● **What you will do**: With nothing added or left out, output the listing that follows.

● **Data for analysis**:
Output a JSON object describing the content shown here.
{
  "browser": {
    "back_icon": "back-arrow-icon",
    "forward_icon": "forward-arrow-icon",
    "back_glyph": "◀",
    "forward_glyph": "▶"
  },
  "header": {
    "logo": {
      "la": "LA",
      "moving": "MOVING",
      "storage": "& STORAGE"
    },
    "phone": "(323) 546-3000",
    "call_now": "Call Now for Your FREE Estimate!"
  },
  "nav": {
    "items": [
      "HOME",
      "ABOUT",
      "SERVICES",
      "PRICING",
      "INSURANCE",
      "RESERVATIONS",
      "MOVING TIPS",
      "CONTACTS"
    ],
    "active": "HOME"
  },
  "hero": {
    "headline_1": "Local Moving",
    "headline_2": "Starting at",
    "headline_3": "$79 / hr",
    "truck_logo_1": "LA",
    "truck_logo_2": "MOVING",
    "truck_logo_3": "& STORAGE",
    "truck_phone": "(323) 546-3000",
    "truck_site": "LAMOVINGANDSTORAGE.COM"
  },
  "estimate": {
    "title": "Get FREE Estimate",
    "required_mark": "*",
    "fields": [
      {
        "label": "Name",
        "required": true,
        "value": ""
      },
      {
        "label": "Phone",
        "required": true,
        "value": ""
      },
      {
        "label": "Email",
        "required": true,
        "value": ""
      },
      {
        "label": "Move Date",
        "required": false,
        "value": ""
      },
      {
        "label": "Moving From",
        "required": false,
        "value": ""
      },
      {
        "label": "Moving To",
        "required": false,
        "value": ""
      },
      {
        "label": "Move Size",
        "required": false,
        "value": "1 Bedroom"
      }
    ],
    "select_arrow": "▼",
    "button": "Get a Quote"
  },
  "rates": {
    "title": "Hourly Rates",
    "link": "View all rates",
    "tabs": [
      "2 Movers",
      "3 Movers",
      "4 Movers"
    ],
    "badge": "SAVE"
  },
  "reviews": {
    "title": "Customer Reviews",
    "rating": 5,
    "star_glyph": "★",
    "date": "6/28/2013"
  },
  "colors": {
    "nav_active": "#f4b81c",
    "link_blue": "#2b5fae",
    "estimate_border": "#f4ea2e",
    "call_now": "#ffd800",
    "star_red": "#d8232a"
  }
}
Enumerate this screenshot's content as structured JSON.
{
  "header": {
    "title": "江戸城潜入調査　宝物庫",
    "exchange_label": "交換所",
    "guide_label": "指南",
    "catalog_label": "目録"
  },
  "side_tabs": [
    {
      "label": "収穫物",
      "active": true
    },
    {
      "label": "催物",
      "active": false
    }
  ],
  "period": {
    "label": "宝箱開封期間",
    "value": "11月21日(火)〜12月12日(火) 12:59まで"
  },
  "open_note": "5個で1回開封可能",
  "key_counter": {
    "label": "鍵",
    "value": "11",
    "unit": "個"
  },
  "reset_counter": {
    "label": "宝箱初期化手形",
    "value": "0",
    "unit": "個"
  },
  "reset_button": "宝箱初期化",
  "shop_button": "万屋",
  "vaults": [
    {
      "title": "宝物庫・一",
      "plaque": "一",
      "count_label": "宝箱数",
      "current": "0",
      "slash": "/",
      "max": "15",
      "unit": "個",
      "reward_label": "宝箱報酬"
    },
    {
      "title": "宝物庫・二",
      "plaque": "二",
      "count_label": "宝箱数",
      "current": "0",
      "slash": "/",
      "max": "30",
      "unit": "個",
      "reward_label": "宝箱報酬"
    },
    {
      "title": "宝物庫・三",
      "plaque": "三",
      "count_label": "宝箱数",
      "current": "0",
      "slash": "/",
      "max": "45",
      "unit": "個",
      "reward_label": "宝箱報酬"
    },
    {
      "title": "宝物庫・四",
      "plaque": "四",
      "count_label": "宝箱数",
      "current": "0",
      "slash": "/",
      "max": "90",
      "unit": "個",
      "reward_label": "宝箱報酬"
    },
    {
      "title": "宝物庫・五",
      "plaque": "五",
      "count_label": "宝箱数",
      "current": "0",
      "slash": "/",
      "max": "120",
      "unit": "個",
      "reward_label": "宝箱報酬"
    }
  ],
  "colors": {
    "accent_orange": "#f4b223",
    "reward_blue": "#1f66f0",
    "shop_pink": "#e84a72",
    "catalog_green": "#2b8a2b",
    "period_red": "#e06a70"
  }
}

● **Expected answer**:
Output a JSON object describing the content shown here.
{
  "browser": {
    "back_icon": "back-arrow-icon",
    "forward_icon": "forward-arrow-icon",
    "back_glyph": "◀",
    "forward_glyph": "▶"
  },
  "header": {
    "logo": {
      "la": "LA",
      "moving": "MOVING",
      "storage": "& STORAGE"
    },
    "phone": "(323) 546-3000",
    "call_now": "Call Now for Your FREE Estimate!"
  },
  "nav": {
    "items": [
      "HOME",
      "ABOUT",
      "SERVICES",
      "PRICING",
      "INSURANCE",
      "RESERVATIONS",
      "MOVING TIPS",
      "CONTACTS"
    ],
    "active": "HOME"
  },
  "hero": {
    "headline_1": "Local Moving",
    "headline_2": "Starting at",
    "headline_3": "$79 / hr",
    "truck_logo_1": "LA",
    "truck_logo_2": "MOVING",
    "truck_logo_3": "& STORAGE",
    "truck_phone": "(323) 546-3000",
    "truck_site": "LAMOVINGANDSTORAGE.COM"
  },
  "estimate": {
    "title": "Get FREE Estimate",
    "required_mark": "*",
    "fields": [
      {
        "label": "Name",
        "required": true,
        "value": ""
      },
      {
        "label": "Phone",
        "required": true,
        "value": ""
      },
      {
        "label": "Email",
        "required": true,
        "value": ""
      },
      {
        "label": "Move Date",
        "required": false,
        "value": ""
      },
      {
        "label": "Moving From",
        "required": false,
        "value": ""
      },
      {
        "label": "Moving To",
        "required": false,
        "value": ""
      },
      {
        "label": "Move Size",
        "required": false,
        "value": "1 Bedroom"
      }
    ],
    "select_arrow": "▼",
    "button": "Get a Quote"
  },
  "rates": {
    "title": "Hourly Rates",
    "link": "View all rates",
    "tabs": [
      "2 Movers",
      "3 Movers",
      "4 Movers"
    ],
    "badge": "SAVE"
  },
  "reviews": {
    "title": "Customer Reviews",
    "rating": 5,
    "star_glyph": "★",
    "date": "6/28/2013"
  },
  "colors": {
    "nav_active": "#f4b81c",
    "link_blue": "#2b5fae",
    "estimate_border": "#f4ea2e",
    "call_now": "#ffd800",
    "star_red": "#d8232a"
  }
}
Enumerate this screenshot's content as structured JSON.
{
  "header": {
    "title": "江戸城潜入調査　宝物庫",
    "exchange_label": "交換所",
    "guide_label": "指南",
    "catalog_label": "目録"
  },
  "side_tabs": [
    {
      "label": "収穫物",
      "active": true
    },
    {
      "label": "催物",
      "active": false
    }
  ],
  "period": {
    "label": "宝箱開封期間",
    "value": "11月21日(火)〜12月12日(火) 12:59まで"
  },
  "open_note": "5個で1回開封可能",
  "key_counter": {
    "label": "鍵",
    "value": "11",
    "unit": "個"
  },
  "reset_counter": {
    "label": "宝箱初期化手形",
    "value": "0",
    "unit": "個"
  },
  "reset_button": "宝箱初期化",
  "shop_button": "万屋",
  "vaults": [
    {
      "title": "宝物庫・一",
      "plaque": "一",
      "count_label": "宝箱数",
      "current": "0",
      "slash": "/",
      "max": "15",
      "unit": "個",
      "reward_label": "宝箱報酬"
    },
    {
      "title": "宝物庫・二",
      "plaque": "二",
      "count_label": "宝箱数",
      "current": "0",
      "slash": "/",
      "max": "30",
      "unit": "個",
      "reward_label": "宝箱報酬"
    },
    {
      "title": "宝物庫・三",
      "plaque": "三",
      "count_label": "宝箱数",
      "current": "0",
      "slash": "/",
      "max": "45",
      "unit": "個",
      "reward_label": "宝箱報酬"
    },
    {
      "title": "宝物庫・四",
      "plaque": "四",
      "count_label": "宝箱数",
      "current": "0",
      "slash": "/",
      "max": "90",
      "unit": "個",
      "reward_label": "宝箱報酬"
    },
    {
      "title": "宝物庫・五",
      "plaque": "五",
      "count_label": "宝箱数",
      "current": "0",
      "slash": "/",
      "max": "120",
      "unit": "個",
      "reward_label": "宝箱報酬"
    }
  ],
  "colors": {
    "accent_orange": "#f4b223",
    "reward_blue": "#1f66f0",
    "shop_pink": "#e84a72",
    "catalog_green": "#2b8a2b",
    "period_red": "#e06a70"
  }
}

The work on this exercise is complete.